Exercise brief:
Every record below, from first to last, should be copied exactly; leave the pictures out.

=== The data ===

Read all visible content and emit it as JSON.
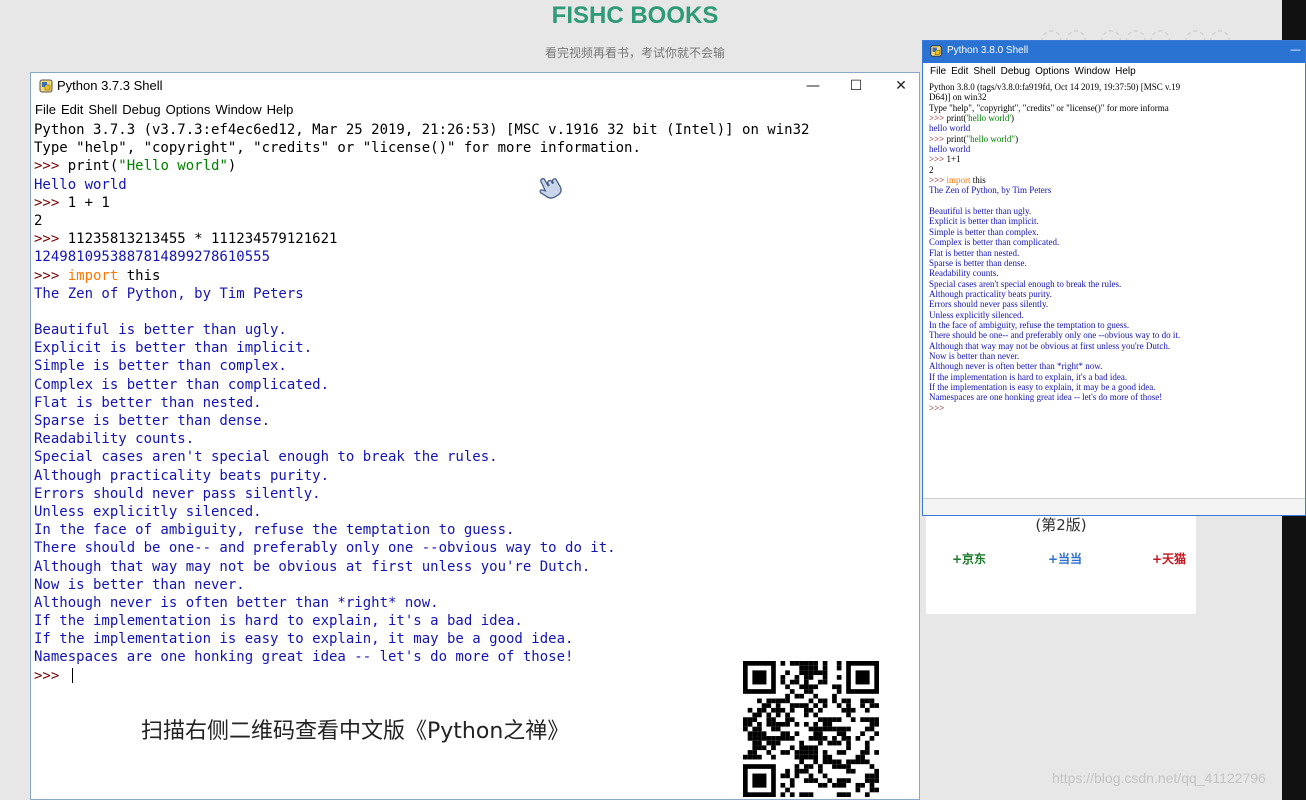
{
  "site": {
    "title": "FISHC BOOKS",
    "subtitle": "看完视频再看书，考试你就不会输"
  },
  "main_window": {
    "title": "Python 3.7.3 Shell",
    "controls": {
      "minimize": "—",
      "maximize": "☐",
      "close": "✕"
    },
    "menu": [
      "File",
      "Edit",
      "Shell",
      "Debug",
      "Options",
      "Window",
      "Help"
    ],
    "lines": [
      {
        "t": "plain",
        "text": "Python 3.7.3 (v3.7.3:ef4ec6ed12, Mar 25 2019, 21:26:53) [MSC v.1916 32 bit (Intel)] on win32"
      },
      {
        "t": "plain",
        "text": "Type \"help\", \"copyright\", \"credits\" or \"license()\" for more information."
      },
      {
        "t": "cmd",
        "prompt": ">>> ",
        "pre": "print(",
        "str": "\"Hello world\"",
        "post": ")"
      },
      {
        "t": "out",
        "text": "Hello world"
      },
      {
        "t": "in",
        "prompt": ">>> ",
        "text": "1 + 1"
      },
      {
        "t": "plain",
        "text": "2"
      },
      {
        "t": "in",
        "prompt": ">>> ",
        "text": "11235813213455 * 111234579121621"
      },
      {
        "t": "out",
        "text": "1249810953887814899278610555"
      },
      {
        "t": "kw",
        "prompt": ">>> ",
        "kw": "import",
        "text": " this"
      },
      {
        "t": "out",
        "text": "The Zen of Python, by Tim Peters"
      },
      {
        "t": "out",
        "text": ""
      },
      {
        "t": "out",
        "text": "Beautiful is better than ugly."
      },
      {
        "t": "out",
        "text": "Explicit is better than implicit."
      },
      {
        "t": "out",
        "text": "Simple is better than complex."
      },
      {
        "t": "out",
        "text": "Complex is better than complicated."
      },
      {
        "t": "out",
        "text": "Flat is better than nested."
      },
      {
        "t": "out",
        "text": "Sparse is better than dense."
      },
      {
        "t": "out",
        "text": "Readability counts."
      },
      {
        "t": "out",
        "text": "Special cases aren't special enough to break the rules."
      },
      {
        "t": "out",
        "text": "Although practicality beats purity."
      },
      {
        "t": "out",
        "text": "Errors should never pass silently."
      },
      {
        "t": "out",
        "text": "Unless explicitly silenced."
      },
      {
        "t": "out",
        "text": "In the face of ambiguity, refuse the temptation to guess."
      },
      {
        "t": "out",
        "text": "There should be one-- and preferably only one --obvious way to do it."
      },
      {
        "t": "out",
        "text": "Although that way may not be obvious at first unless you're Dutch."
      },
      {
        "t": "out",
        "text": "Now is better than never."
      },
      {
        "t": "out",
        "text": "Although never is often better than *right* now."
      },
      {
        "t": "out",
        "text": "If the implementation is hard to explain, it's a bad idea."
      },
      {
        "t": "out",
        "text": "If the implementation is easy to explain, it may be a good idea."
      },
      {
        "t": "out",
        "text": "Namespaces are one honking great idea -- let's do more of those!"
      },
      {
        "t": "prompt",
        "prompt": ">>> "
      }
    ]
  },
  "caption": "扫描右侧二维码查看中文版《Python之禅》",
  "second_window": {
    "title": "Python 3.8.0 Shell",
    "menu": [
      "File",
      "Edit",
      "Shell",
      "Debug",
      "Options",
      "Window",
      "Help"
    ],
    "lines": [
      {
        "t": "plain",
        "text": "Python 3.8.0 (tags/v3.8.0:fa919fd, Oct 14 2019, 19:37:50) [MSC v.19"
      },
      {
        "t": "plain",
        "text": "D64)] on win32"
      },
      {
        "t": "plain",
        "text": "Type \"help\", \"copyright\", \"credits\" or \"license()\" for more informa"
      },
      {
        "t": "cmd",
        "prompt": ">>> ",
        "pre": "print(",
        "str": "'hello world'",
        "post": ")"
      },
      {
        "t": "out",
        "text": "hello world"
      },
      {
        "t": "cmd",
        "prompt": ">>> ",
        "pre": "print(",
        "str": "\"hello world\"",
        "post": ")"
      },
      {
        "t": "out",
        "text": "hello world"
      },
      {
        "t": "in",
        "prompt": ">>> ",
        "text": "1+1"
      },
      {
        "t": "plain",
        "text": "2"
      },
      {
        "t": "kw",
        "prompt": ">>> ",
        "kw": "import",
        "text": " this"
      },
      {
        "t": "out",
        "text": "The Zen of Python, by Tim Peters"
      },
      {
        "t": "out",
        "text": ""
      },
      {
        "t": "out",
        "text": "Beautiful is better than ugly."
      },
      {
        "t": "out",
        "text": "Explicit is better than implicit."
      },
      {
        "t": "out",
        "text": "Simple is better than complex."
      },
      {
        "t": "out",
        "text": "Complex is better than complicated."
      },
      {
        "t": "out",
        "text": "Flat is better than nested."
      },
      {
        "t": "out",
        "text": "Sparse is better than dense."
      },
      {
        "t": "out",
        "text": "Readability counts."
      },
      {
        "t": "out",
        "text": "Special cases aren't special enough to break the rules."
      },
      {
        "t": "out",
        "text": "Although practicality beats purity."
      },
      {
        "t": "out",
        "text": "Errors should never pass silently."
      },
      {
        "t": "out",
        "text": "Unless explicitly silenced."
      },
      {
        "t": "out",
        "text": "In the face of ambiguity, refuse the temptation to guess."
      },
      {
        "t": "out",
        "text": "There should be one-- and preferably only one --obvious way to do it."
      },
      {
        "t": "out",
        "text": "Although that way may not be obvious at first unless you're Dutch."
      },
      {
        "t": "out",
        "text": "Now is better than never."
      },
      {
        "t": "out",
        "text": "Although never is often better than *right* now."
      },
      {
        "t": "out",
        "text": "If the implementation is hard to explain, it's a bad idea."
      },
      {
        "t": "out",
        "text": "If the implementation is easy to explain, it may be a good idea."
      },
      {
        "t": "out",
        "text": "Namespaces are one honking great idea -- let's do more of those!"
      },
      {
        "t": "prompt",
        "prompt": ">>>"
      }
    ]
  },
  "book_card": {
    "edition": "(第2版)",
    "stores": [
      "+京东",
      "+当当",
      "+天猫"
    ]
  },
  "watermark": "https://blog.csdn.net/qq_41122796"
}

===

Exercise answer:
Read all visible content and emit it as JSON.
{
  "site": {
    "title": "FISHC BOOKS",
    "subtitle": "看完视频再看书，考试你就不会输"
  },
  "main_window": {
    "title": "Python 3.7.3 Shell",
    "controls": {
      "minimize": "—",
      "maximize": "☐",
      "close": "✕"
    },
    "menu": [
      "File",
      "Edit",
      "Shell",
      "Debug",
      "Options",
      "Window",
      "Help"
    ],
    "lines": [
      {
        "t": "plain",
        "text": "Python 3.7.3 (v3.7.3:ef4ec6ed12, Mar 25 2019, 21:26:53) [MSC v.1916 32 bit (Intel)] on win32"
      },
      {
        "t": "plain",
        "text": "Type \"help\", \"copyright\", \"credits\" or \"license()\" for more information."
      },
      {
        "t": "cmd",
        "prompt": ">>> ",
        "pre": "print(",
        "str": "\"Hello world\"",
        "post": ")"
      },
      {
        "t": "out",
        "text": "Hello world"
      },
      {
        "t": "in",
        "prompt": ">>> ",
        "text": "1 + 1"
      },
      {
        "t": "plain",
        "text": "2"
      },
      {
        "t": "in",
        "prompt": ">>> ",
        "text": "11235813213455 * 111234579121621"
      },
      {
        "t": "out",
        "text": "1249810953887814899278610555"
      },
      {
        "t": "kw",
        "prompt": ">>> ",
        "kw": "import",
        "text": " this"
      },
      {
        "t": "out",
        "text": "The Zen of Python, by Tim Peters"
      },
      {
        "t": "out",
        "text": ""
      },
      {
        "t": "out",
        "text": "Beautiful is better than ugly."
      },
      {
        "t": "out",
        "text": "Explicit is better than implicit."
      },
      {
        "t": "out",
        "text": "Simple is better than complex."
      },
      {
        "t": "out",
        "text": "Complex is better than complicated."
      },
      {
        "t": "out",
        "text": "Flat is better than nested."
      },
      {
        "t": "out",
        "text": "Sparse is better than dense."
      },
      {
        "t": "out",
        "text": "Readability counts."
      },
      {
        "t": "out",
        "text": "Special cases aren't special enough to break the rules."
      },
      {
        "t": "out",
        "text": "Although practicality beats purity."
      },
      {
        "t": "out",
        "text": "Errors should never pass silently."
      },
      {
        "t": "out",
        "text": "Unless explicitly silenced."
      },
      {
        "t": "out",
        "text": "In the face of ambiguity, refuse the temptation to guess."
      },
      {
        "t": "out",
        "text": "There should be one-- and preferably only one --obvious way to do it."
      },
      {
        "t": "out",
        "text": "Although that way may not be obvious at first unless you're Dutch."
      },
      {
        "t": "out",
        "text": "Now is better than never."
      },
      {
        "t": "out",
        "text": "Although never is often better than *right* now."
      },
      {
        "t": "out",
        "text": "If the implementation is hard to explain, it's a bad idea."
      },
      {
        "t": "out",
        "text": "If the implementation is easy to explain, it may be a good idea."
      },
      {
        "t": "out",
        "text": "Namespaces are one honking great idea -- let's do more of those!"
      },
      {
        "t": "prompt",
        "prompt": ">>> "
      }
    ]
  },
  "caption": "扫描右侧二维码查看中文版《Python之禅》",
  "second_window": {
    "title": "Python 3.8.0 Shell",
    "menu": [
      "File",
      "Edit",
      "Shell",
      "Debug",
      "Options",
      "Window",
      "Help"
    ],
    "lines": [
      {
        "t": "plain",
        "text": "Python 3.8.0 (tags/v3.8.0:fa919fd, Oct 14 2019, 19:37:50) [MSC v.19"
      },
      {
        "t": "plain",
        "text": "D64)] on win32"
      },
      {
        "t": "plain",
        "text": "Type \"help\", \"copyright\", \"credits\" or \"license()\" for more informa"
      },
      {
        "t": "cmd",
        "prompt": ">>> ",
        "pre": "print(",
        "str": "'hello world'",
        "post": ")"
      },
      {
        "t": "out",
        "text": "hello world"
      },
      {
        "t": "cmd",
        "prompt": ">>> ",
        "pre": "print(",
        "str": "\"hello world\"",
        "post": ")"
      },
      {
        "t": "out",
        "text": "hello world"
      },
      {
        "t": "in",
        "prompt": ">>> ",
        "text": "1+1"
      },
      {
        "t": "plain",
        "text": "2"
      },
      {
        "t": "kw",
        "prompt": ">>> ",
        "kw": "import",
        "text": " this"
      },
      {
        "t": "out",
        "text": "The Zen of Python, by Tim Peters"
      },
      {
        "t": "out",
        "text": ""
      },
      {
        "t": "out",
        "text": "Beautiful is better than ugly."
      },
      {
        "t": "out",
        "text": "Explicit is better than implicit."
      },
      {
        "t": "out",
        "text": "Simple is better than complex."
      },
      {
        "t": "out",
        "text": "Complex is better than complicated."
      },
      {
        "t": "out",
        "text": "Flat is better than nested."
      },
      {
        "t": "out",
        "text": "Sparse is better than dense."
      },
      {
        "t": "out",
        "text": "Readability counts."
      },
      {
        "t": "out",
        "text": "Special cases aren't special enough to break the rules."
      },
      {
        "t": "out",
        "text": "Although practicality beats purity."
      },
      {
        "t": "out",
        "text": "Errors should never pass silently."
      },
      {
        "t": "out",
        "text": "Unless explicitly silenced."
      },
      {
        "t": "out",
        "text": "In the face of ambiguity, refuse the temptation to guess."
      },
      {
        "t": "out",
        "text": "There should be one-- and preferably only one --obvious way to do it."
      },
      {
        "t": "out",
        "text": "Although that way may not be obvious at first unless you're Dutch."
      },
      {
        "t": "out",
        "text": "Now is better than never."
      },
      {
        "t": "out",
        "text": "Although never is often better than *right* now."
      },
      {
        "t": "out",
        "text": "If the implementation is hard to explain, it's a bad idea."
      },
      {
        "t": "out",
        "text": "If the implementation is easy to explain, it may be a good idea."
      },
      {
        "t": "out",
        "text": "Namespaces are one honking great idea -- let's do more of those!"
      },
      {
        "t": "prompt",
        "prompt": ">>>"
      }
    ]
  },
  "book_card": {
    "edition": "(第2版)",
    "stores": [
      "+京东",
      "+当当",
      "+天猫"
    ]
  },
  "watermark": "https://blog.csdn.net/qq_41122796"
}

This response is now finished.